Scan the records below. List lines holding "meta".
═════ The records ═════
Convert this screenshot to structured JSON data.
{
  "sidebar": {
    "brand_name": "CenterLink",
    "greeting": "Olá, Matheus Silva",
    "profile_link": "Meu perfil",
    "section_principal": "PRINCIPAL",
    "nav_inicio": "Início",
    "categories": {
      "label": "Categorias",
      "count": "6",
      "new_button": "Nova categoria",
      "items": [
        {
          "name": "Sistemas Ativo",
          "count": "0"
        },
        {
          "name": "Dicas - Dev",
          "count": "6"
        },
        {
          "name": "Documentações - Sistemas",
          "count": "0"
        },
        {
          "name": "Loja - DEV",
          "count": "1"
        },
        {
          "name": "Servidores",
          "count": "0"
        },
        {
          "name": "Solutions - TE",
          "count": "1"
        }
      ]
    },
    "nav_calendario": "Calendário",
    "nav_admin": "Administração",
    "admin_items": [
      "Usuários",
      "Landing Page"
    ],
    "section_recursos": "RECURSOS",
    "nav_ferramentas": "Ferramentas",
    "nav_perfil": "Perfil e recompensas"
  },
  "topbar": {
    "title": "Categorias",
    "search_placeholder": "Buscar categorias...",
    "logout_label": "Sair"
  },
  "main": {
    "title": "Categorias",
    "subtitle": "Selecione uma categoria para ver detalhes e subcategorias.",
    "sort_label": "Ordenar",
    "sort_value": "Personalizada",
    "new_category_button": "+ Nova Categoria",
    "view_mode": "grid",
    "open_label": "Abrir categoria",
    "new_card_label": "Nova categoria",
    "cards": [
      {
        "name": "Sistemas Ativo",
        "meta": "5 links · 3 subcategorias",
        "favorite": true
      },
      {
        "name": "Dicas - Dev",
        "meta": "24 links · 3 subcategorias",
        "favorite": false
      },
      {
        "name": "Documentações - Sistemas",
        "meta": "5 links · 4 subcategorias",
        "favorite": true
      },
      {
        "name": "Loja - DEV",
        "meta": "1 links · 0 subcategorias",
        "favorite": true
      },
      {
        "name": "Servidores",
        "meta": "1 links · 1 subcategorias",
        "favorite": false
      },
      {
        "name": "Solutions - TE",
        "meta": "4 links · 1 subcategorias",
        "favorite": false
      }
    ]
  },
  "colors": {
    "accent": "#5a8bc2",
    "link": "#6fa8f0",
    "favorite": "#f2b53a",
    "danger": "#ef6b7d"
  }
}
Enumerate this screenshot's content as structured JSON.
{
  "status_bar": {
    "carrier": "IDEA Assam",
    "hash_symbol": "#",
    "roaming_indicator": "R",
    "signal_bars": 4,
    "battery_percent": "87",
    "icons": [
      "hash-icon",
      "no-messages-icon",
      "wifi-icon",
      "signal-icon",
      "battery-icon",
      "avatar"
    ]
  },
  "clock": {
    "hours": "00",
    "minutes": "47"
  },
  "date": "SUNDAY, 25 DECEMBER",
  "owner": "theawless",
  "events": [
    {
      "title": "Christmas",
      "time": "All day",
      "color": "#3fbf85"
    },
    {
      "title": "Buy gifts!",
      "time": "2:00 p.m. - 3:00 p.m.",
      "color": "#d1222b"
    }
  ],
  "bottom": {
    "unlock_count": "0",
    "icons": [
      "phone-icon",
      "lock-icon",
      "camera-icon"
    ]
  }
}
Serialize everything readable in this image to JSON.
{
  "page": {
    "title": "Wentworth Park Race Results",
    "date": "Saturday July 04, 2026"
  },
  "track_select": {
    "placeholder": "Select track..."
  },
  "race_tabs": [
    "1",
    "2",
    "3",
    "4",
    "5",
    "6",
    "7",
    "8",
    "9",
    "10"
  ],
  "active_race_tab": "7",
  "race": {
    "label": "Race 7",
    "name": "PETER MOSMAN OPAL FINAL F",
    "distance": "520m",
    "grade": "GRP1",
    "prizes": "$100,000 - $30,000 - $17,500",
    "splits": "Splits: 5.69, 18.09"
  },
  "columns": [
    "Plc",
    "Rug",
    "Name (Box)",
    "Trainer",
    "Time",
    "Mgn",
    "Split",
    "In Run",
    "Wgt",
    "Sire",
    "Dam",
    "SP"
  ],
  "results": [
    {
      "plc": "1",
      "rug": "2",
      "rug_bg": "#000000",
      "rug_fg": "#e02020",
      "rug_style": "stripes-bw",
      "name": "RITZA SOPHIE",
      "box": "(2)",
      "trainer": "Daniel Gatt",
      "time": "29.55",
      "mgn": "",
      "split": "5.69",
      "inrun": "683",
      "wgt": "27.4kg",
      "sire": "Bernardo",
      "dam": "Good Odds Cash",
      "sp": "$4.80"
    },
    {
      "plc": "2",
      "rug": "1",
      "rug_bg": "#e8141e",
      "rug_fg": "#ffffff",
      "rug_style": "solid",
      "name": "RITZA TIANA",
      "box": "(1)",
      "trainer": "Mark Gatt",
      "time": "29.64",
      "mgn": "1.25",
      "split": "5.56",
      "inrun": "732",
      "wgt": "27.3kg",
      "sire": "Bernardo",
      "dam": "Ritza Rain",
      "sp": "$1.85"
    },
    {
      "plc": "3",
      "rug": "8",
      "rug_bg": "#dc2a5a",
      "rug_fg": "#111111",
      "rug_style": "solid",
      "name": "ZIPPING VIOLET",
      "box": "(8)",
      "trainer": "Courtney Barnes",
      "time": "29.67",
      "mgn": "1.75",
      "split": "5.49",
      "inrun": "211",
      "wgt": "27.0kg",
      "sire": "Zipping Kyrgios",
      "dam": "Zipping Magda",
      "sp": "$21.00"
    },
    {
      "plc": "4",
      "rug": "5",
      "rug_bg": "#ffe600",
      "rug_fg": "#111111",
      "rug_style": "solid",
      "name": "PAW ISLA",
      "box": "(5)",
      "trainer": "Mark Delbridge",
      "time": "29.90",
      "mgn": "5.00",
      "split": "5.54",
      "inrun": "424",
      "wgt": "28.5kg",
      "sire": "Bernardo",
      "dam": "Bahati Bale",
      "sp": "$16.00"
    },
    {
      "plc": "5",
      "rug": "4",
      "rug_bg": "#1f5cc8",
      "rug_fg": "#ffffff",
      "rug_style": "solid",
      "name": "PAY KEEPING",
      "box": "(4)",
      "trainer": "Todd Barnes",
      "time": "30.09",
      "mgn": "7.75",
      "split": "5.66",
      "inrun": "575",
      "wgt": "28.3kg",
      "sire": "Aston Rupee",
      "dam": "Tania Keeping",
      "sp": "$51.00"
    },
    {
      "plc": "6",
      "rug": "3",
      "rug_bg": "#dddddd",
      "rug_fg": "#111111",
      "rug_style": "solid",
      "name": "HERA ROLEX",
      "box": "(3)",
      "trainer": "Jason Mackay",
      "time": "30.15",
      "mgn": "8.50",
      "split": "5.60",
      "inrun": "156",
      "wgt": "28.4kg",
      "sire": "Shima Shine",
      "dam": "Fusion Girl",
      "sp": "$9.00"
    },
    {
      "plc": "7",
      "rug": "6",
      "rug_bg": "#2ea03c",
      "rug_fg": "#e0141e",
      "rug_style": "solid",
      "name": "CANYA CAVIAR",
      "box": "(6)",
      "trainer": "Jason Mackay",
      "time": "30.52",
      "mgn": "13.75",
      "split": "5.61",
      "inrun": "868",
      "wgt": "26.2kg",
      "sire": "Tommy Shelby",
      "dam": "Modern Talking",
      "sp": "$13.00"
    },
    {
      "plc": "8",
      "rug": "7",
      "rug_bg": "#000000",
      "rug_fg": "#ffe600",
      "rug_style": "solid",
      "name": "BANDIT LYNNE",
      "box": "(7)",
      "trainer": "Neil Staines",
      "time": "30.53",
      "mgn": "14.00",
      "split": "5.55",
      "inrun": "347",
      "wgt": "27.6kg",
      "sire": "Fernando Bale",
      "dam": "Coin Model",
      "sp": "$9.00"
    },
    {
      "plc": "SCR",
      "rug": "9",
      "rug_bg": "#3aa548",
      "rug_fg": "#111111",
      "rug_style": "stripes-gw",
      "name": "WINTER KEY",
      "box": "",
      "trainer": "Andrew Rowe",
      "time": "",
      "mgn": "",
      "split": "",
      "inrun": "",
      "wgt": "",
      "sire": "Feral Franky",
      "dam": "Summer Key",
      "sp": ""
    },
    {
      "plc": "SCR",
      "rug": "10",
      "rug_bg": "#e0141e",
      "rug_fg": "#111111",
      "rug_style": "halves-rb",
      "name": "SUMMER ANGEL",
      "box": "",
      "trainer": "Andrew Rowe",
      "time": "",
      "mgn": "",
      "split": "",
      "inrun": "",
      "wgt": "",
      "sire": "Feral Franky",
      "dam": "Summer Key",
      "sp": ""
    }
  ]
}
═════
The completed task |
        "meta": "5 links · 3 subcategorias",
        "meta": "24 links · 3 subcategorias",
        "meta": "5 links · 4 subcategorias",
        "meta": "1 links · 0 subcategorias",
        "meta": "1 links · 1 subcategorias",
        "meta": "4 links · 1 subcategorias",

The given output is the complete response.